Ishana has two very different personalities... one is the very angry young guy and then there is the other very shy, lovable and loyal Ishana. I think I connect more to the latter than to the aggressive, intense Ishana.
The biggest challenge of playing this character was in terms of his physicality. I had to put on a certain amount of weight and then during the lockdown, I lost pretty much all of it. I had to get back into shape quickly and finish off the last bit of the film. It was about 20-25 days of shoot. Getting in and out of a character is easy when you have such a fantastic director like Milan Luthria, and such fantastic co-stars on set.
We had a great time on set. Everyone made me feel so comfortable. Everyone I have worked with on this film is immensely experienced... whether it’s Milan sir, Tara (Sutaria), Kumud sir (Kumud Mishra), Saurabh sir (Saurabh Shukla) but they never made me feel like a newcomer. They have all been incredibly supportive.
It’s early days yet — your first film is not even out — but have you given a thought to what kind of a niche you want to target as an actor, given how competitive your peer space is?
I think I will look at that very organically. My main focus, right now, is my performance. As of now, some people have started labeling me as an action hero. I love action, but I don’t want to be known as an action hero. I want to be able to do a whole lot of different things... do a variety of roles. So there is no such niche that I want to create for myself. I want to be a part of good scripts and play interesting characters... I want to work with good directors.
Who among the current crop of actors inspire you?
Ranbir Kapoor would definitely be one. The variety of characters he’s played so far is mind-boggling. I admire his emotions, his intensity for all his characters. Then there is Ranveer Singh. Again the variety of characters he plays, his presence on screen and the energy he brings in... I really look up to the two of them.
Given the family you come from, was acting on the cards right from the start?
Actually, I wanted to join the Indian army. But when I started doing drama in school, I realised that this is something that interested me and I really wanted to do it. Subconsciously, because my father (Suniel Shetty) is an actor, that also played a part. Every son wants to be like his father.
As a child, would you visit his sets?

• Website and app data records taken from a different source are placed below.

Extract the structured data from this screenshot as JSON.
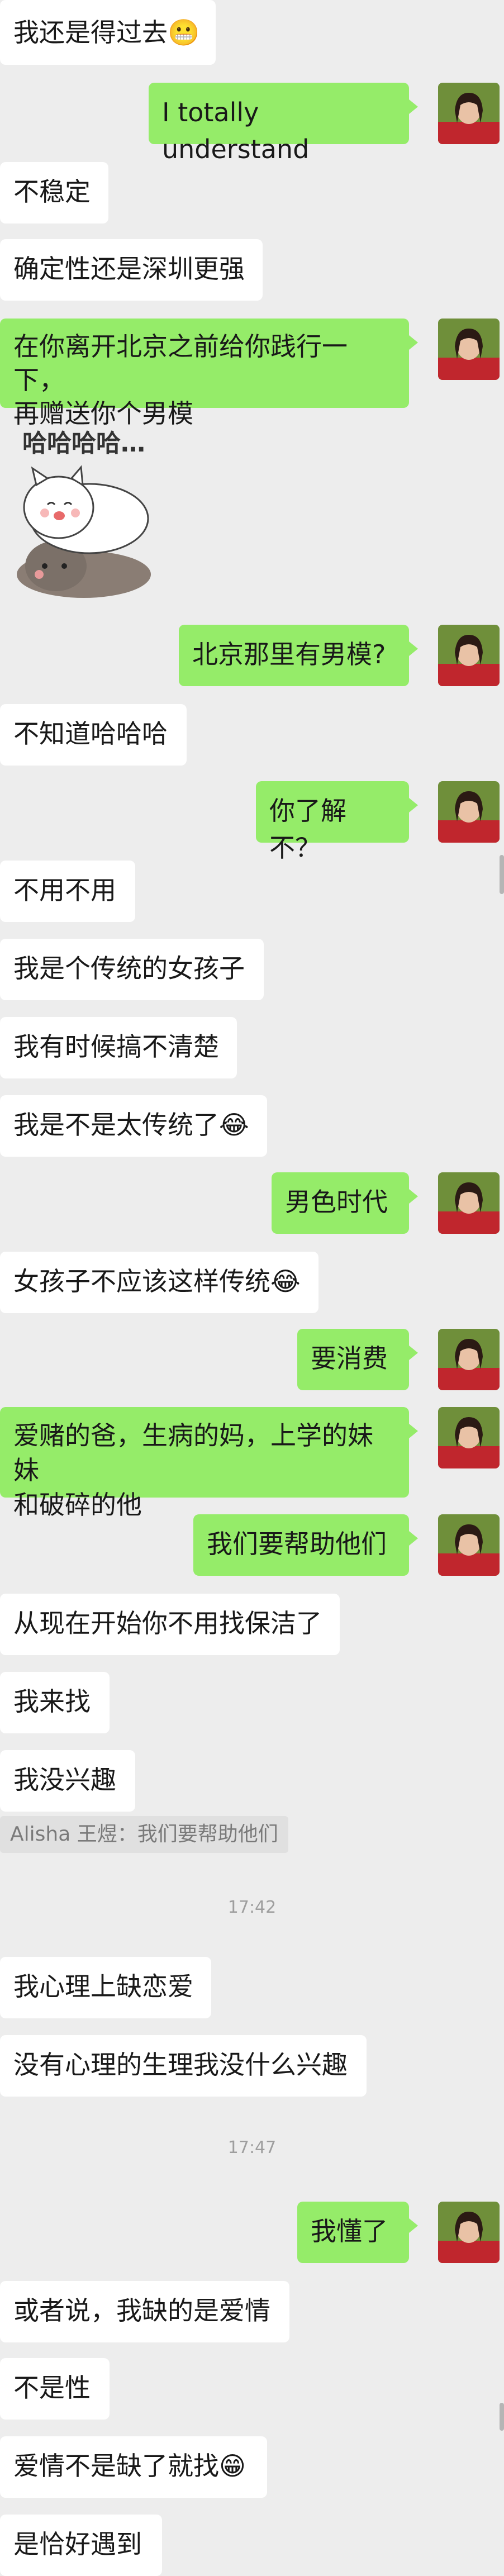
{
  "messages": [
    {
      "text": "我还是得过去😬"
    },
    {
      "text": "I totally understand"
    },
    {
      "text": "不稳定"
    },
    {
      "text": "确定性还是深圳更强"
    },
    {
      "text": "在你离开北京之前给你践行一下，\n再赠送你个男模"
    },
    {
      "sticker_text": "哈哈哈哈…"
    },
    {
      "text": "北京那里有男模?"
    },
    {
      "text": "不知道哈哈哈"
    },
    {
      "text": "你了解不？"
    },
    {
      "text": "不用不用"
    },
    {
      "text": "我是个传统的女孩子"
    },
    {
      "text": "我有时候搞不清楚"
    },
    {
      "text": "我是不是太传统了😂"
    },
    {
      "text": "男色时代"
    },
    {
      "text": "女孩子不应该这样传统😂"
    },
    {
      "text": "要消费"
    },
    {
      "text": "爱赌的爸，生病的妈，上学的妹妹\n和破碎的他"
    },
    {
      "text": "我们要帮助他们"
    },
    {
      "text": "从现在开始你不用找保洁了"
    },
    {
      "text": "我来找"
    },
    {
      "text": "我没兴趣"
    },
    {
      "quote": "Alisha 王煜：我们要帮助他们"
    },
    {
      "time": "17:42"
    },
    {
      "text": "我心理上缺恋爱"
    },
    {
      "text": "没有心理的生理我没什么兴趣"
    },
    {
      "time": "17:47"
    },
    {
      "text": "我懂了"
    },
    {
      "text": "或者说，我缺的是爱情"
    },
    {
      "text": "不是性"
    },
    {
      "text": "爱情不是缺了就找😁"
    },
    {
      "text": "是恰好遇到"
    }
  ],
  "colors": {
    "background": "#ededed",
    "incoming": "#ffffff",
    "outgoing": "#95ec69"
  },
  "icons": {
    "avatar": "user-avatar-icon",
    "sticker": "cat-sticker-icon"
  }
}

I would visit his sets a lot! Because I was in the American School of Bombay, my summer vacations would be between June and August, which is the monsoons here. My father would always shoot outdoors during that time. I was in Canada with him for Dus... for Cash, we went to South Africa. I have travelled to a lot of places with him, but that was more of a vacation. I found being on sets very boring! (Laughs) So on set, I would play with the crew, play cricket and keep running around doing my own thing.
What did your dad tell you before you stepped into this business?
He’s always been open with me and has allowed me to do what I wanted to do. A lot of people ask me if he has given me any advice as far as acting concerned... honestly, he hasn’t. He had his journey and I am just starting mine. But I do remember that when I decided to act, the only thing he told me was, ‘Even if you are not known as a great actor, just be known as a good human being’. That’s how he has lived his life, and that’s how I am trying to live mine. That’s something that’s really stuck with me.
Is Athiya helping you cope with pre-release jitters?
She’s just told me to feel every emotion. She told me, ‘Don’t try and suppress anything. It’s your first film. Experience everything and feel everything’.
With three actors at home, what’s it like being part of the Shetty household?
We don’t talk about films too much. It’s more about what we did that day, what’s going on in our lives.... For our family, what we do off screen is very important as well. My mother’s (Mana) charity — the Vipula Kadri Foundation that my naani founded — is always a topic of conversation. Sports, workouts, we talk about a lot of things.... I love playing the guitar, I love playing football.